Early lotteries were organized to finance public projects such as roads and canals. They also served to raise funds for fortifications in towns and for poor and needy people. Several colonies used the lottery to fund local militias.
During the Renaissance, various towns in Flanders and Burgundy tried to raise money for their defenses, as well as the poor. Many colonies, including the United States, used lotteries to raise money for college and university building projects.
Alexander Hamilton wrote that lotteries should be organized in a way that makes them simple and convenient to play. He also noted that the profits of the promoter depended on the number of tickets sold. If the number of tickets sold was low, the amount of money raised could be less than the advertised jackpot.
In the US, many people play the lottery every week. It is a fun game that offers big cash prizes. Some people do it for fun, while others play because they think they can win large amounts.
Lotteries can be run by state or city governments. Usually, the winner gets to choose between a one-time payment or an annuity. When income taxes are applied, the payout will be less than the advertised jackpot.
Lotteries are an easy way to raise money. But there are important tax considerations to remember. Winning a large jackpot can lead to huge taxes. Typically, a person who wins a lotterie must plan to use their prize money to pay off credit card debt or other debts, or to save for an emergency.
While lotteries can be fun, they are a risk. Often, winning players go bankrupt within a couple of years. Therefore, it is best to play for fun rather than with the hope of winning a large amount.
Today, the modern lottery uses a computer system to select random numbers. Computers can then store and record a large amount of tickets. Ticket sales are usually increased dramatically when there is a rollover. Tickets are usually purchased from a sales agent at a discounted price. After the tickets are mixed, the drawing is held. Most large lotteries offer a variety of large cash prizes.

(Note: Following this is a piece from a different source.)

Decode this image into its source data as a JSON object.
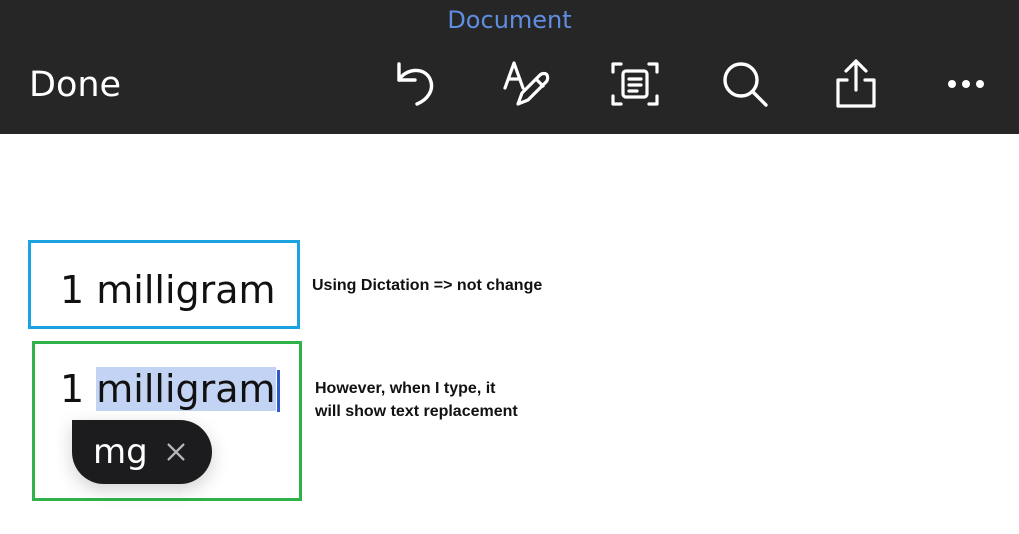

Throughout history, lotteries have proved popular. People are often attracted to the big prize, even though the odds are extremely low.
Although it is a lot of fun to play, you should always remember that the odds are very low. Also, you should never put all of your savings on a ticket.